Remember, pump training is better for building muscle mass and strength training is better for improving muscular strength.

When you keep this in mind, understanding how to get strong without getting big becomes more clear.

Choose 2-3 compound lifts per workout and perform 3-4 sets. Work in the 5-8 rep range for each set and rest 3-4 minutes between your sets.

To get stronger, add more weight each workout or perform more reps.

Bodyweight Training and Weighted Calisthenics

Bodyweight training is also a great way to get strong without getting big. It requires your body to adapt in a manner that builds muscular strength and reduces body fat.

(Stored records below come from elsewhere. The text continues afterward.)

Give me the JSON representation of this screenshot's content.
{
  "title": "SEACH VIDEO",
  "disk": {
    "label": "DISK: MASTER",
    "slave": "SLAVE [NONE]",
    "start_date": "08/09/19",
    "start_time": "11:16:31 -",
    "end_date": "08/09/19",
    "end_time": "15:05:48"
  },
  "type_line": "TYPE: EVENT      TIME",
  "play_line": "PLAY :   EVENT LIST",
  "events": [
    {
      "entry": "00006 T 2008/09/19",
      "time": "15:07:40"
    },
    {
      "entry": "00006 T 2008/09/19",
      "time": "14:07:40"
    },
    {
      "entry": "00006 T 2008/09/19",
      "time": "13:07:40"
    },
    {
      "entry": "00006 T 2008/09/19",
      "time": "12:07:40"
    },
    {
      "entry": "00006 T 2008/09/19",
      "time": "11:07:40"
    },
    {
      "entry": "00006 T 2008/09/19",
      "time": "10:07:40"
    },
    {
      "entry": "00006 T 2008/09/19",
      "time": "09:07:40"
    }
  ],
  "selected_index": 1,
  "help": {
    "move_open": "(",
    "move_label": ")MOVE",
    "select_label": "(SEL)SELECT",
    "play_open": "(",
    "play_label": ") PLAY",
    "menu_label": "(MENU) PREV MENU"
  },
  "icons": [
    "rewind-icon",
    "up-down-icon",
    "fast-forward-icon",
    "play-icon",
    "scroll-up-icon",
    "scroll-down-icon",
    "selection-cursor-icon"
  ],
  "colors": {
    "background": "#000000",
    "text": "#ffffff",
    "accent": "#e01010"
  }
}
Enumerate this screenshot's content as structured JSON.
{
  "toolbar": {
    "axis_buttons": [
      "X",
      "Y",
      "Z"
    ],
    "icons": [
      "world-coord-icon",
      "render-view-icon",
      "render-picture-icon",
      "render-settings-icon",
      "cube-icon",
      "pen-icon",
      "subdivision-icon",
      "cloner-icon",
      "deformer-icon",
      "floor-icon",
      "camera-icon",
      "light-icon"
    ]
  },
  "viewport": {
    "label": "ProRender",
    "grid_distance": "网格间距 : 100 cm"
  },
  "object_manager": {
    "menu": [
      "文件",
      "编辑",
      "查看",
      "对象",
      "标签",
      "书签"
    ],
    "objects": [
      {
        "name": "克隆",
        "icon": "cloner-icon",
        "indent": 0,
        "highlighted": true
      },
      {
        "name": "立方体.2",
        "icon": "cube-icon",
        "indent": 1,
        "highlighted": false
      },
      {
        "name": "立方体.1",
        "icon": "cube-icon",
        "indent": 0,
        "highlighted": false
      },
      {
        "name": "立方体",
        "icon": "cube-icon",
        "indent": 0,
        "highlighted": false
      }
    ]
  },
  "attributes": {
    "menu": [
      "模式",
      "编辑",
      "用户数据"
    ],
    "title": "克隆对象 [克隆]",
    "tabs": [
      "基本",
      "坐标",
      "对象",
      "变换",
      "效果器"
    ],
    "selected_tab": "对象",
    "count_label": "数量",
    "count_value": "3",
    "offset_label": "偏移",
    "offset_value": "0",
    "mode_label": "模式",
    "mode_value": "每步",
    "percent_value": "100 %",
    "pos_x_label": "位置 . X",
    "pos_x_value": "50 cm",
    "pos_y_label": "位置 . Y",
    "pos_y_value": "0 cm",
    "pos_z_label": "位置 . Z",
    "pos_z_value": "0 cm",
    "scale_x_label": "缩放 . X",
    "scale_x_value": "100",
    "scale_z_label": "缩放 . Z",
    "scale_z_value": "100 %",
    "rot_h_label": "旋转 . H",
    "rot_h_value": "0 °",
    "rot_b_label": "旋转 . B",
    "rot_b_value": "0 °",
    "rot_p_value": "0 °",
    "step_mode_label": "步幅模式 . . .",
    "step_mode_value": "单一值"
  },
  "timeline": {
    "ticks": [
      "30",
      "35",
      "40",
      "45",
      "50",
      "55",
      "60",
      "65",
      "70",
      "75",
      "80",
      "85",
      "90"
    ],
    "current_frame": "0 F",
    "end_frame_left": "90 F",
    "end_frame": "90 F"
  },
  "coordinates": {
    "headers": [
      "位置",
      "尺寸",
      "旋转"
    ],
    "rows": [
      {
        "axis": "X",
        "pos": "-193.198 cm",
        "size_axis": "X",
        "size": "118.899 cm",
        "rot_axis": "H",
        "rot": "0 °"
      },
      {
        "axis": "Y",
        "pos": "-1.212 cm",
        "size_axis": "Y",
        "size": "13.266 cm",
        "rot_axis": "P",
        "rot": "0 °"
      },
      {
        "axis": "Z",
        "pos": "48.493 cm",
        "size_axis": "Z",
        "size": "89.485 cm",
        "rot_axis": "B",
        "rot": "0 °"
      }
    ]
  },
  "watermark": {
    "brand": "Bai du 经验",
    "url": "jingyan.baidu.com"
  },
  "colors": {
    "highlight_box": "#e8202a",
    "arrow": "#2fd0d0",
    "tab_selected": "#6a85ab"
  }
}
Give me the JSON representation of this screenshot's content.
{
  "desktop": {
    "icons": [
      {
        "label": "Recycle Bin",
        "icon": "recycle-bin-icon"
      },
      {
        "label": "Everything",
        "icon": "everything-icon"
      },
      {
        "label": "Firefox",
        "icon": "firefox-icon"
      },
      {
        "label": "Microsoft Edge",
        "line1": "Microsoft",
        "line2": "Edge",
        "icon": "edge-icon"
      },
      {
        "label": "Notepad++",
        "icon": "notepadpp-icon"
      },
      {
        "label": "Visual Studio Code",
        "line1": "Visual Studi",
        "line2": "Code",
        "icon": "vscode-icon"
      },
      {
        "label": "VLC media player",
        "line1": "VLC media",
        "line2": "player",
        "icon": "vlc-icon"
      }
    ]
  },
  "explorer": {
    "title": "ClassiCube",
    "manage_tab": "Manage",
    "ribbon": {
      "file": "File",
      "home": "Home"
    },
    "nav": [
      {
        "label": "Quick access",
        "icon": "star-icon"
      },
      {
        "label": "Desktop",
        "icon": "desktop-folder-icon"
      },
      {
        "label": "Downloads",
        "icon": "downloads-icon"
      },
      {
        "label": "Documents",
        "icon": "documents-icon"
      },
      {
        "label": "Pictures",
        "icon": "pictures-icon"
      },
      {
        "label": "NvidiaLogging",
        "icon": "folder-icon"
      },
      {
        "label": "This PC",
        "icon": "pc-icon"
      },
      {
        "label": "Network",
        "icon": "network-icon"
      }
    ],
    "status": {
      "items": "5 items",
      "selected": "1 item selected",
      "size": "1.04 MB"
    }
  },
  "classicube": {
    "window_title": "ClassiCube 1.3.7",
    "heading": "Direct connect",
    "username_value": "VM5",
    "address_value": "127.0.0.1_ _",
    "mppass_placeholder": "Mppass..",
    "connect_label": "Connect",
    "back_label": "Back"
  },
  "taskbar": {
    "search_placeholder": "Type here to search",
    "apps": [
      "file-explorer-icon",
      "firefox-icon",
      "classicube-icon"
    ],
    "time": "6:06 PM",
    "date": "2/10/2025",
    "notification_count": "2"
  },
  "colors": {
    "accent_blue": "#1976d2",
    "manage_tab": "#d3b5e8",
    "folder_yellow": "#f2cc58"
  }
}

You need the strength to perform bodyweight movements, and you need to minimize the amount of body fat you carry to perform them efficiently.

This reason is why weighted bodyweight movements like weighted pull-ups and weighted dips are some of my favorite movements to focus on. I highly suggest that you get strong on lifts like these.

View this post on Instagram
BIG PR ALERT 🙌🏻 I’ve been working towards this for a while now and I finally got there... Five reps with 2 plates on weighted pull-ups (90 lbs). 😈 I’d humbly accept criticism on the last rep 🤷🏻‍♂️, but this was huge for me! Pull-ups have a special place in my heart, truly: I remember when I couldn’t even do a pull-up in college and there were dudes around me knocking out muscle ups. I thought to myself, “I’ll never be able to do something like that...” I was overweight and weak, but that’s where most people have to start. I now have to strap on a weighted vest to make muscle ups difficult and I need to attach plates to myself to make pull-ups challenging. The key is progressive overload. You need to gradually increase either the resistance weight or the number of reps you perform each workout. Progress isn’t always linear, but you’ll get there slowly but surely! CRUSH IT THIS WEEK #weightedpullups #weightedcalisthenics #bodyweightexercises #motivationalmonday #motivationmonday
A post shared by Axle Fitness (@axlefitnessandnutrition) on Oct 5, 2020 at 5:49am PDT

With bodyweight training, instead of increasing the weight you lift, you'll have to increase the difficulty of the movement you're performing (e.g. do diamond push-ups when you can do regular pushups easily). So that's how to get strong without getting big.

Focus on strength training over pump training, get stronger on your compound lifts, rest enough between your sets and workout sessions, and don't overtrain!

Use bodyweight movements to force your body to adapt to anti-gravity movements to become stronger and leaner.

Conclusion on How to Get Strong Without Getting Big

That's really all there is to it. I don't need to make it any more complicated or belabor my points.

To get strong without getting big, focus on getting strong on your compound lifts, work in the 5-8 rep range, and rest long enough between your working sets.

Pick 2-3 compound lifts per workout and perform 3-4 sets of each lift. Aim to hit 2-3 strength training sessions per week. Less is more in the art of strength training!

Concentrate your explosiveness on the concentric part of the movement, and don't put as much effort on the eccentric part (but don't hurt yourself!).

For more information on strength and/or bodyweight training, check out my fitness programs:

Fat Loss Program (strength training and nutrition protocol for weight loss)

Bodyweight Program (strength training and nutrition protocol for progressing in bodyweight movements)